About this exercise
The whole of the data is to be returned without a single change.

Input for this task

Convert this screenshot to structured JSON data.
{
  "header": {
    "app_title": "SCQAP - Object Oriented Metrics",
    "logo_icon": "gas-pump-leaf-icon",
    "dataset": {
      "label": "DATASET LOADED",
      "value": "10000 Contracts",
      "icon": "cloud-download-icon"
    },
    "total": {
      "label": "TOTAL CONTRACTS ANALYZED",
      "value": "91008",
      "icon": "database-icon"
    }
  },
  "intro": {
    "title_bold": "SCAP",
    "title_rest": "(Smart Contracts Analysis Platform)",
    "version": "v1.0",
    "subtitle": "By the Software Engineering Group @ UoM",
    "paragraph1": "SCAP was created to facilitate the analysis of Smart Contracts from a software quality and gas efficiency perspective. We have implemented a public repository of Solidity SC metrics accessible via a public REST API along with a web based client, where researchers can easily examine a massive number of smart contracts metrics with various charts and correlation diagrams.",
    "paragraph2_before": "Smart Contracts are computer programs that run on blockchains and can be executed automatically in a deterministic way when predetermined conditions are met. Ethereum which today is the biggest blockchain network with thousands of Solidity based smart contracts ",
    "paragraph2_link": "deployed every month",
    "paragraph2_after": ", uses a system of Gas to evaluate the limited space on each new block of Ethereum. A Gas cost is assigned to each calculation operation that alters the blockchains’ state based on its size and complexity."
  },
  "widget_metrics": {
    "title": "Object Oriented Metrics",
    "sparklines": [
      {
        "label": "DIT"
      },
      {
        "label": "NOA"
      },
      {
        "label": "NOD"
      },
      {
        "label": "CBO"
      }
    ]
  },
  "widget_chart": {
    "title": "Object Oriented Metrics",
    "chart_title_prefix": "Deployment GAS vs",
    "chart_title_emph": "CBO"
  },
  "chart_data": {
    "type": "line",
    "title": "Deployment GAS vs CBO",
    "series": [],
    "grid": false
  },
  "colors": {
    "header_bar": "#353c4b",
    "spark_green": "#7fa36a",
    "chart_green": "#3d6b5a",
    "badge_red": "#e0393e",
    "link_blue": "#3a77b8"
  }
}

Your solution
Convert this screenshot to structured JSON data.
{
  "header": {
    "app_title": "SCQAP - Object Oriented Metrics",
    "logo_icon": "gas-pump-leaf-icon",
    "dataset": {
      "label": "DATASET LOADED",
      "value": "10000 Contracts",
      "icon": "cloud-download-icon"
    },
    "total": {
      "label": "TOTAL CONTRACTS ANALYZED",
      "value": "91008",
      "icon": "database-icon"
    }
  },
  "intro": {
    "title_bold": "SCAP",
    "title_rest": "(Smart Contracts Analysis Platform)",
    "version": "v1.0",
    "subtitle": "By the Software Engineering Group @ UoM",
    "paragraph1": "SCAP was created to facilitate the analysis of Smart Contracts from a software quality and gas efficiency perspective. We have implemented a public repository of Solidity SC metrics accessible via a public REST API along with a web based client, where researchers can easily examine a massive number of smart contracts metrics with various charts and correlation diagrams.",
    "paragraph2_before": "Smart Contracts are computer programs that run on blockchains and can be executed automatically in a deterministic way when predetermined conditions are met. Ethereum which today is the biggest blockchain network with thousands of Solidity based smart contracts ",
    "paragraph2_link": "deployed every month",
    "paragraph2_after": ", uses a system of Gas to evaluate the limited space on each new block of Ethereum. A Gas cost is assigned to each calculation operation that alters the blockchains’ state based on its size and complexity."
  },
  "widget_metrics": {
    "title": "Object Oriented Metrics",
    "sparklines": [
      {
        "label": "DIT"
      },
      {
        "label": "NOA"
      },
      {
        "label": "NOD"
      },
      {
        "label": "CBO"
      }
    ]
  },
  "widget_chart": {
    "title": "Object Oriented Metrics",
    "chart_title_prefix": "Deployment GAS vs",
    "chart_title_emph": "CBO"
  },
  "chart_data": {
    "type": "line",
    "title": "Deployment GAS vs CBO",
    "series": [],
    "grid": false
  },
  "colors": {
    "header_bar": "#353c4b",
    "spark_green": "#7fa36a",
    "chart_green": "#3d6b5a",
    "badge_red": "#e0393e",
    "link_blue": "#3a77b8"
  }
}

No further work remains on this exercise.